We know what you’re thinking: “A cemetery? Really? Why should I visit a cemetery?! “.
Do not be alarmed and read on: the Monumentale is not just a cemetery, but it is, instead, a real cultural attraction. The architecture, the crypts, the paths and the graves welcome its visitors in an atmosphere far from being gloomy. With its 250,000 square meters, the Monumental amazes because of the grandeur of its size and its works treasured.
Before 1796, in Milan, there were no cemeteries as we know them today: bodies, in fact, were buried outside the city walls. It was Napoleon who required the construction of a cemetery: he decided to open a competition for the construction of a cemetery that would encompass all those of the suburbs.
Several projects were presented. Many ambitious, some less, but only one managed to impress the city of Milan, for two simple reasons. First, it was the least expensive; then, it followed to the letter the eclectic style in vogue at the time.
180.00 square meters (now 250,000) and different sections for different burials (Catholics, non-Catholics and Jews): the project by architect Carlo Maciachini made everyone happy.
Today, after several years of restoration of both the façade and the square, you can visit the Monumental in all its imposing beauty.

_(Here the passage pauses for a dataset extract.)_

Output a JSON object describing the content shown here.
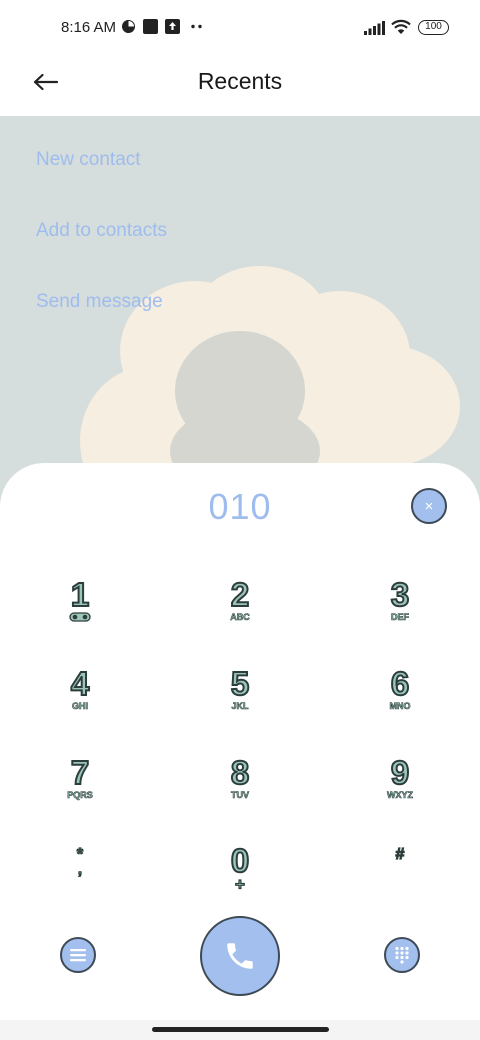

Just by looking at it from the outside you’ll be amazed. Not because it’s scary or sad, as one might think: the Monumental is a sort of wide peaceful oasis, where silence and tranquility reign and surround real works of art enriched by interesting details.
The cemetery consists of three parts: the central one houses the graves of Catholic families; one on the right, there’s a space reserved to the Israelites, while on left, there is a space dedicated to non-Catholics souls.
Start your visit from the memorial chapel, the central structure first built as a church, but soon turned into a Pantheon to house the bodies of the great people of Milan. Opened in 1883, it sits atop a tall staircase.
Despite the cemetery presents an architectural style somewhere between romantic and gothic, the memorial chapel is instead characterized by a neo-medieval style and, on the facade, stands the statue of the Glory with three lunettes that enclose three mosaics representing history fame and light.
Marble and brick humbly welcome the famous names such as those of Alessandro Manzoni, Giorgio Gaber and Alda Merini. A name which, however, does not appear, is the one of Giuseppe Verdi who managed to elude Napoleon’s veto and to be buried in the nursing home he built.
Your journey continues in the funeral city, where you will be impressed by the size and sophistication of some graves, which are nothing but real works of art.
You’ll find Campari’s grave who asked Giannino Castiglioni to build a representation of the Last Supper in life-sized bronze. Another monument not to be missed is Arturo Toscanini‘s grave: the composition, which alludes to the premature death of his son, immediately strikes the viewer for its dramatic and yet delicate look. On the back there’s a ship that metaphorically represents the trespassing time.
The surprises are many: to discover them, you just need to walk around the Monumental, sit in the shade of a tree and wander around its boulevards.
Credits preview photo: http://bit.ly/20bYOH1.